-- Opening Marker --

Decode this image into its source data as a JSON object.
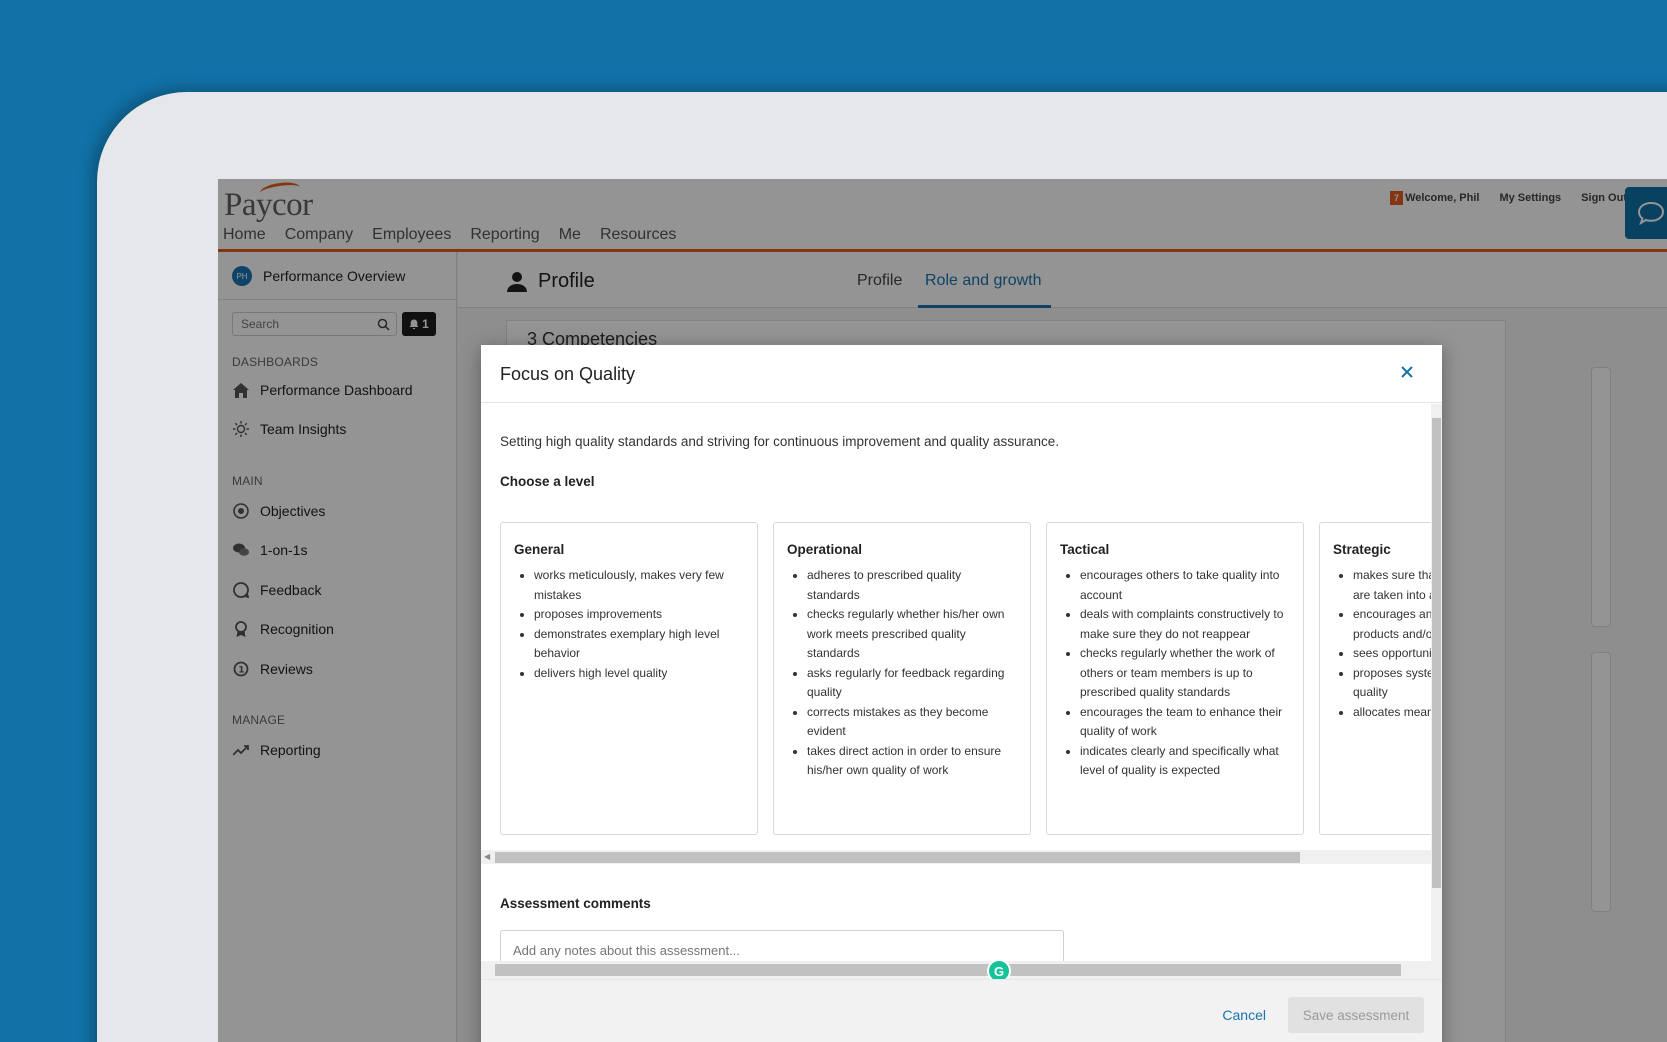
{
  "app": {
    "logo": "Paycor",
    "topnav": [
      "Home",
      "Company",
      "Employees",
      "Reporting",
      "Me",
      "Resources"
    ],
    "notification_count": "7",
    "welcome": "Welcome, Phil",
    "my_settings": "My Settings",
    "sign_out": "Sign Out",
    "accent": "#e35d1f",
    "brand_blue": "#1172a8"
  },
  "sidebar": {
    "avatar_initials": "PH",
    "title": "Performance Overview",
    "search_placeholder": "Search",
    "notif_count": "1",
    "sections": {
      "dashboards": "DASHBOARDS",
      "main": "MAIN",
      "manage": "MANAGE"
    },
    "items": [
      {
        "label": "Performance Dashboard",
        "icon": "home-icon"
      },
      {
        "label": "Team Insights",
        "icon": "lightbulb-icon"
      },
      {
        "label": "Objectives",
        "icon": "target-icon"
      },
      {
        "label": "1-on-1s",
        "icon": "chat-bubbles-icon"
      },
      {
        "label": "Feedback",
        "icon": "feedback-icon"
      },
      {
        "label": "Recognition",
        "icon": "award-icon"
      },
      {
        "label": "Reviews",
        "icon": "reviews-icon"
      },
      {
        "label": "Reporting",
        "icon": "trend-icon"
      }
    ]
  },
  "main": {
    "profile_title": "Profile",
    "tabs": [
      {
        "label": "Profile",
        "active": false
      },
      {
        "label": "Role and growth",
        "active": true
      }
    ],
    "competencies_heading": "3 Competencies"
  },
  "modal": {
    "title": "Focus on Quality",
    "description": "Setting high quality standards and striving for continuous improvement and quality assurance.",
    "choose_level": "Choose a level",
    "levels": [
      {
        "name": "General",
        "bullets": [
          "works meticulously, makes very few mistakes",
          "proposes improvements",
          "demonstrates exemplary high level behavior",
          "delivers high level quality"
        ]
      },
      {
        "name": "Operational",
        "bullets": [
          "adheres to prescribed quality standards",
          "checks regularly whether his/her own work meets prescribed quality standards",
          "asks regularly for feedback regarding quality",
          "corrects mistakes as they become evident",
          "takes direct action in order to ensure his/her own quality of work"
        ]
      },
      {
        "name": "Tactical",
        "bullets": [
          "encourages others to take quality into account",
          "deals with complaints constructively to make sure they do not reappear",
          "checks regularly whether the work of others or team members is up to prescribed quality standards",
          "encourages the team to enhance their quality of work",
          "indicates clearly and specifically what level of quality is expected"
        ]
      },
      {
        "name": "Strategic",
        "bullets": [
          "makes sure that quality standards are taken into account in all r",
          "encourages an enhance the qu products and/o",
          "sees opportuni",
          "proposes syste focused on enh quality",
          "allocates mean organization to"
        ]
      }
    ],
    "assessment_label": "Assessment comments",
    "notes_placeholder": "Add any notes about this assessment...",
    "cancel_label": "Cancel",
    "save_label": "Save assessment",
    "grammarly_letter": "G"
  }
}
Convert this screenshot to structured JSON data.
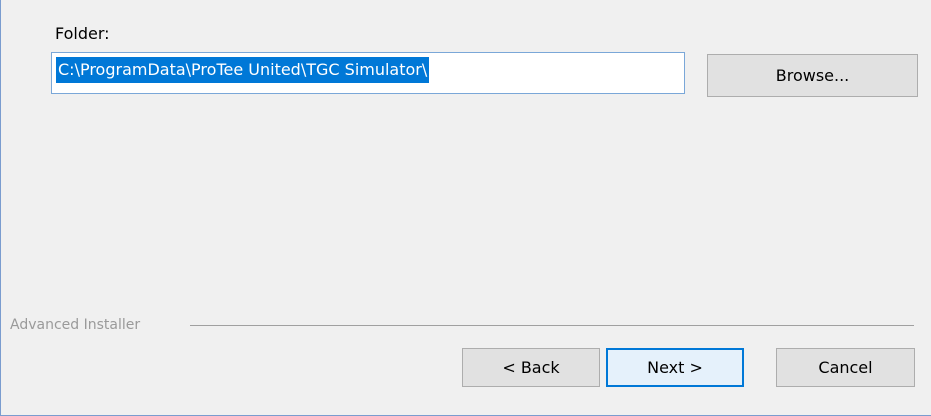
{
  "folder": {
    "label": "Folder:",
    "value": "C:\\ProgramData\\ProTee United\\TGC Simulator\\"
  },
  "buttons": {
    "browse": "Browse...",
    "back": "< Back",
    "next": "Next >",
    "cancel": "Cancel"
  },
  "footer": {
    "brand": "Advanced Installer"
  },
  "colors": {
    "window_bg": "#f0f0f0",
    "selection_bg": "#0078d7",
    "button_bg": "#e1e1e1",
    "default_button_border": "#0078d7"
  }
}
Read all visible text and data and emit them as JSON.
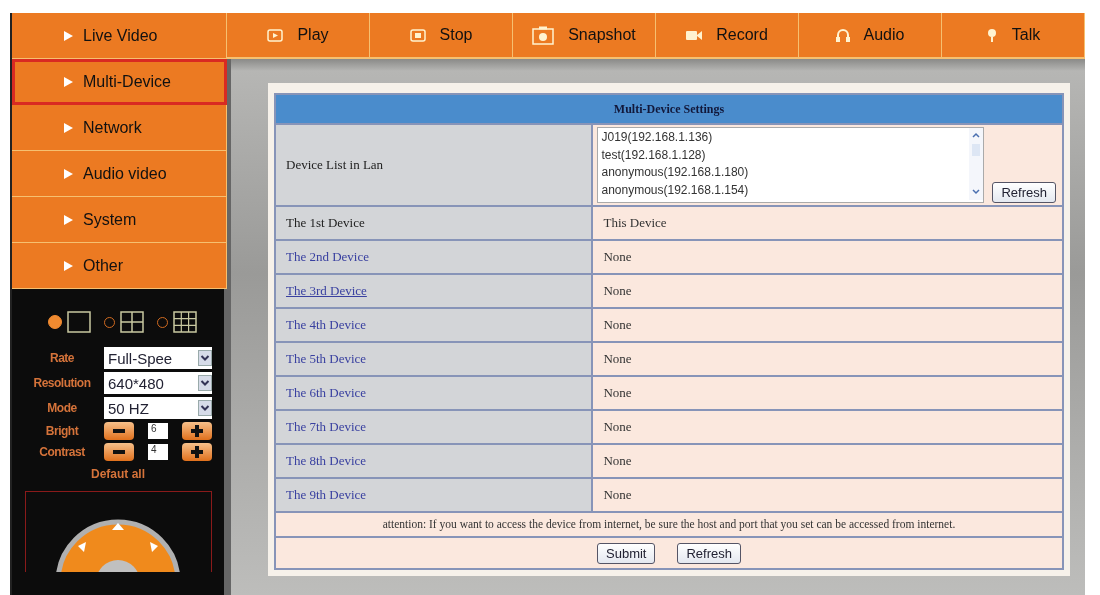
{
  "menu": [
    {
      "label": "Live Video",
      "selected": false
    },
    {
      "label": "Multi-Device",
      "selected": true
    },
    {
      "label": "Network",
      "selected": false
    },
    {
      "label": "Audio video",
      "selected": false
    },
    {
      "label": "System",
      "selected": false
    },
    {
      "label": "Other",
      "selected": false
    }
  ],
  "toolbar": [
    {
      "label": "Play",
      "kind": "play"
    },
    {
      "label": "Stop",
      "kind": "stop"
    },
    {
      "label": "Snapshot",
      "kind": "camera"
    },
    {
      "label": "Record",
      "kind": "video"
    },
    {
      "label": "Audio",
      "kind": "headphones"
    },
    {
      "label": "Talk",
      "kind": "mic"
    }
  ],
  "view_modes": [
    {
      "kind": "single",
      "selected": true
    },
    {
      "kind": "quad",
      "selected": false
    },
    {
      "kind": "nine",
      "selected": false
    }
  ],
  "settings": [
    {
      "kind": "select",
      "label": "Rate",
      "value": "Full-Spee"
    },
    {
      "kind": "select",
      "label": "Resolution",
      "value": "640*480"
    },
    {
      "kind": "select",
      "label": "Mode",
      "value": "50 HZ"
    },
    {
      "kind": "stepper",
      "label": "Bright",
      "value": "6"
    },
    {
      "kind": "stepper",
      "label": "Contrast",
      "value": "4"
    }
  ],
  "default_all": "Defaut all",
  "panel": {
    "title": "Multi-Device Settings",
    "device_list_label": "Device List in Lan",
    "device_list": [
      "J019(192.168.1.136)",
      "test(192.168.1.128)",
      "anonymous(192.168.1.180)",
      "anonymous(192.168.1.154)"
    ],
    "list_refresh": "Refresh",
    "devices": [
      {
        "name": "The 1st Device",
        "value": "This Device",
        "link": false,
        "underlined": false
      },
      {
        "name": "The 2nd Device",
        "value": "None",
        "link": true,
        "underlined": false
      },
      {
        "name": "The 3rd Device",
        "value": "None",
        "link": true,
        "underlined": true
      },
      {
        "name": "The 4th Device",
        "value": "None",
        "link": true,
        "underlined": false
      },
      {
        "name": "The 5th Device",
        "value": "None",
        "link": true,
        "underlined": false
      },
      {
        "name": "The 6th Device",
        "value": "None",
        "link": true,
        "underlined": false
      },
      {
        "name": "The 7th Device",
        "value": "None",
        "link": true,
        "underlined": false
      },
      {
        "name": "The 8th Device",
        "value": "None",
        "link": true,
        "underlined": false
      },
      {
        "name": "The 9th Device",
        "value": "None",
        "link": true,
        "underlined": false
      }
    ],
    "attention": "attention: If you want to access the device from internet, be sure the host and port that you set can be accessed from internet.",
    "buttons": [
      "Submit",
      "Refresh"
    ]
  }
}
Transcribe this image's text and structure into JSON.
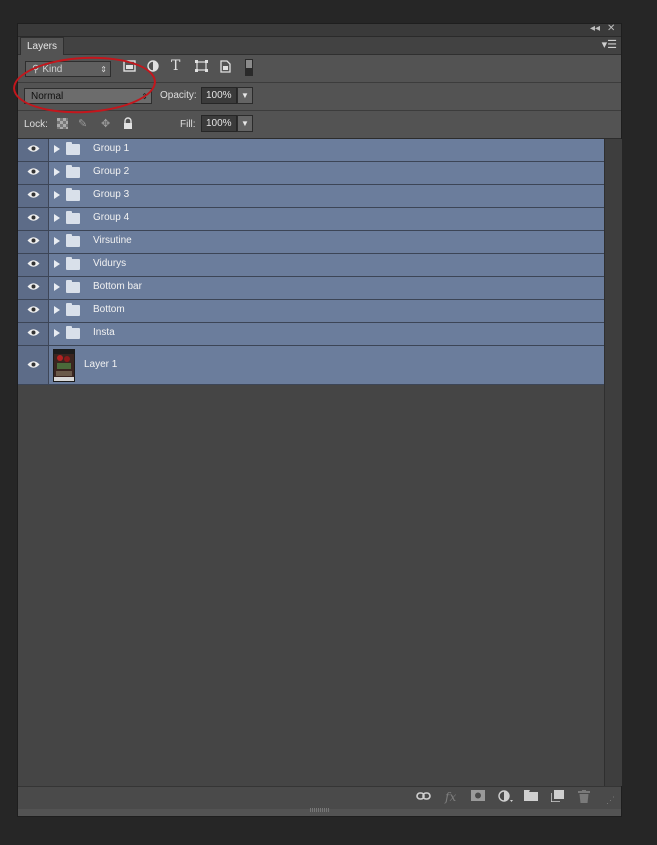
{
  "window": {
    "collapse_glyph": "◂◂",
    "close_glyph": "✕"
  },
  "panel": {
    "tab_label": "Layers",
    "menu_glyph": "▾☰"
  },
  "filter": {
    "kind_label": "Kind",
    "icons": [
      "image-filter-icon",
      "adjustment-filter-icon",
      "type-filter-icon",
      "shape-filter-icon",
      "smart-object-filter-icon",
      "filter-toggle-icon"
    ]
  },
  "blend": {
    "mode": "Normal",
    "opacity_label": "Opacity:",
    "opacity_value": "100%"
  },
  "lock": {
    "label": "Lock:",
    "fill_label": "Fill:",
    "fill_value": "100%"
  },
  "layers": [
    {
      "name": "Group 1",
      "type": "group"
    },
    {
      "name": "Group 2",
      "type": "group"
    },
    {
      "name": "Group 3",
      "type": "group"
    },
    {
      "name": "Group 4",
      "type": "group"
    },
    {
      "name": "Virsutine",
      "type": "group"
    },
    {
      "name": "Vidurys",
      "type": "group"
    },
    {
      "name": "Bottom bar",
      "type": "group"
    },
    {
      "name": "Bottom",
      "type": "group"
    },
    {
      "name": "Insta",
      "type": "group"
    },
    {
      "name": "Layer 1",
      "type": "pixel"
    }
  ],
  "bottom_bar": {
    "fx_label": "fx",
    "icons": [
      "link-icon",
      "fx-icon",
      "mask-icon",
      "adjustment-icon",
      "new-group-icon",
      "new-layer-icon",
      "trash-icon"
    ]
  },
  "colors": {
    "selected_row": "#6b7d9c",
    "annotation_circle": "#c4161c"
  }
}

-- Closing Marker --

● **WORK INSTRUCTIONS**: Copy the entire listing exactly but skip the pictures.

● **OUTPUT OF THE EXERCISE**:
Decode this image into its source data as a JSON object.
{
  "app": {
    "logo": "Paycor",
    "topnav": [
      "Home",
      "Company",
      "Employees",
      "Reporting",
      "Me",
      "Resources"
    ],
    "notification_count": "7",
    "welcome": "Welcome, Phil",
    "my_settings": "My Settings",
    "sign_out": "Sign Out",
    "accent": "#e35d1f",
    "brand_blue": "#1172a8"
  },
  "sidebar": {
    "avatar_initials": "PH",
    "title": "Performance Overview",
    "search_placeholder": "Search",
    "notif_count": "1",
    "sections": {
      "dashboards": "DASHBOARDS",
      "main": "MAIN",
      "manage": "MANAGE"
    },
    "items": [
      {
        "label": "Performance Dashboard",
        "icon": "home-icon"
      },
      {
        "label": "Team Insights",
        "icon": "lightbulb-icon"
      },
      {
        "label": "Objectives",
        "icon": "target-icon"
      },
      {
        "label": "1-on-1s",
        "icon": "chat-bubbles-icon"
      },
      {
        "label": "Feedback",
        "icon": "feedback-icon"
      },
      {
        "label": "Recognition",
        "icon": "award-icon"
      },
      {
        "label": "Reviews",
        "icon": "reviews-icon"
      },
      {
        "label": "Reporting",
        "icon": "trend-icon"
      }
    ]
  },
  "main": {
    "profile_title": "Profile",
    "tabs": [
      {
        "label": "Profile",
        "active": false
      },
      {
        "label": "Role and growth",
        "active": true
      }
    ],
    "competencies_heading": "3 Competencies"
  },
  "modal": {
    "title": "Focus on Quality",
    "description": "Setting high quality standards and striving for continuous improvement and quality assurance.",
    "choose_level": "Choose a level",
    "levels": [
      {
        "name": "General",
        "bullets": [
          "works meticulously, makes very few mistakes",
          "proposes improvements",
          "demonstrates exemplary high level behavior",
          "delivers high level quality"
        ]
      },
      {
        "name": "Operational",
        "bullets": [
          "adheres to prescribed quality standards",
          "checks regularly whether his/her own work meets prescribed quality standards",
          "asks regularly for feedback regarding quality",
          "corrects mistakes as they become evident",
          "takes direct action in order to ensure his/her own quality of work"
        ]
      },
      {
        "name": "Tactical",
        "bullets": [
          "encourages others to take quality into account",
          "deals with complaints constructively to make sure they do not reappear",
          "checks regularly whether the work of others or team members is up to prescribed quality standards",
          "encourages the team to enhance their quality of work",
          "indicates clearly and specifically what level of quality is expected"
        ]
      },
      {
        "name": "Strategic",
        "bullets": [
          "makes sure that quality standards are taken into account in all r",
          "encourages an enhance the qu products and/o",
          "sees opportuni",
          "proposes syste focused on enh quality",
          "allocates mean organization to"
        ]
      }
    ],
    "assessment_label": "Assessment comments",
    "notes_placeholder": "Add any notes about this assessment...",
    "cancel_label": "Cancel",
    "save_label": "Save assessment",
    "grammarly_letter": "G"
  }
}
Convert this screenshot to structured JSON data.
{
  "folder": {
    "label": "Folder:",
    "value": "C:\\ProgramData\\ProTee United\\TGC Simulator\\"
  },
  "buttons": {
    "browse": "Browse...",
    "back": "< Back",
    "next": "Next >",
    "cancel": "Cancel"
  },
  "footer": {
    "brand": "Advanced Installer"
  },
  "colors": {
    "window_bg": "#f0f0f0",
    "selection_bg": "#0078d7",
    "button_bg": "#e1e1e1",
    "default_button_border": "#0078d7"
  }
}
Read all visible text and data and emit them as JSON.
{
  "menu": [
    {
      "label": "Live Video",
      "selected": false
    },
    {
      "label": "Multi-Device",
      "selected": true
    },
    {
      "label": "Network",
      "selected": false
    },
    {
      "label": "Audio video",
      "selected": false
    },
    {
      "label": "System",
      "selected": false
    },
    {
      "label": "Other",
      "selected": false
    }
  ],
  "toolbar": [
    {
      "label": "Play",
      "kind": "play"
    },
    {
      "label": "Stop",
      "kind": "stop"
    },
    {
      "label": "Snapshot",
      "kind": "camera"
    },
    {
      "label": "Record",
      "kind": "video"
    },
    {
      "label": "Audio",
      "kind": "headphones"
    },
    {
      "label": "Talk",
      "kind": "mic"
    }
  ],
  "view_modes": [
    {
      "kind": "single",
      "selected": true
    },
    {
      "kind": "quad",
      "selected": false
    },
    {
      "kind": "nine",
      "selected": false
    }
  ],
  "settings": [
    {
      "kind": "select",
      "label": "Rate",
      "value": "Full-Spee"
    },
    {
      "kind": "select",
      "label": "Resolution",
      "value": "640*480"
    },
    {
      "kind": "select",
      "label": "Mode",
      "value": "50 HZ"
    },
    {
      "kind": "stepper",
      "label": "Bright",
      "value": "6"
    },
    {
      "kind": "stepper",
      "label": "Contrast",
      "value": "4"
    }
  ],
  "default_all": "Defaut all",
  "panel": {
    "title": "Multi-Device Settings",
    "device_list_label": "Device List in Lan",
    "device_list": [
      "J019(192.168.1.136)",
      "test(192.168.1.128)",
      "anonymous(192.168.1.180)",
      "anonymous(192.168.1.154)"
    ],
    "list_refresh": "Refresh",
    "devices": [
      {
        "name": "The 1st Device",
        "value": "This Device",
        "link": false,
        "underlined": false
      },
      {
        "name": "The 2nd Device",
        "value": "None",
        "link": true,
        "underlined": false
      },
      {
        "name": "The 3rd Device",
        "value": "None",
        "link": true,
        "underlined": true
      },
      {
        "name": "The 4th Device",
        "value": "None",
        "link": true,
        "underlined": false
      },
      {
        "name": "The 5th Device",
        "value": "None",
        "link": true,
        "underlined": false
      },
      {
        "name": "The 6th Device",
        "value": "None",
        "link": true,
        "underlined": false
      },
      {
        "name": "The 7th Device",
        "value": "None",
        "link": true,
        "underlined": false
      },
      {
        "name": "The 8th Device",
        "value": "None",
        "link": true,
        "underlined": false
      },
      {
        "name": "The 9th Device",
        "value": "None",
        "link": true,
        "underlined": false
      }
    ],
    "attention": "attention: If you want to access the device from internet, be sure the host and port that you set can be accessed from internet.",
    "buttons": [
      "Submit",
      "Refresh"
    ]
  }
}
Transcribe this image's text and structure into JSON.
{
  "window": {
    "collapse_glyph": "◂◂",
    "close_glyph": "✕"
  },
  "panel": {
    "tab_label": "Layers",
    "menu_glyph": "▾☰"
  },
  "filter": {
    "kind_label": "Kind",
    "icons": [
      "image-filter-icon",
      "adjustment-filter-icon",
      "type-filter-icon",
      "shape-filter-icon",
      "smart-object-filter-icon",
      "filter-toggle-icon"
    ]
  },
  "blend": {
    "mode": "Normal",
    "opacity_label": "Opacity:",
    "opacity_value": "100%"
  },
  "lock": {
    "label": "Lock:",
    "fill_label": "Fill:",
    "fill_value": "100%"
  },
  "layers": [
    {
      "name": "Group 1",
      "type": "group"
    },
    {
      "name": "Group 2",
      "type": "group"
    },
    {
      "name": "Group 3",
      "type": "group"
    },
    {
      "name": "Group 4",
      "type": "group"
    },
    {
      "name": "Virsutine",
      "type": "group"
    },
    {
      "name": "Vidurys",
      "type": "group"
    },
    {
      "name": "Bottom bar",
      "type": "group"
    },
    {
      "name": "Bottom",
      "type": "group"
    },
    {
      "name": "Insta",
      "type": "group"
    },
    {
      "name": "Layer 1",
      "type": "pixel"
    }
  ],
  "bottom_bar": {
    "fx_label": "fx",
    "icons": [
      "link-icon",
      "fx-icon",
      "mask-icon",
      "adjustment-icon",
      "new-group-icon",
      "new-layer-icon",
      "trash-icon"
    ]
  },
  "colors": {
    "selected_row": "#6b7d9c",
    "annotation_circle": "#c4161c"
  }
}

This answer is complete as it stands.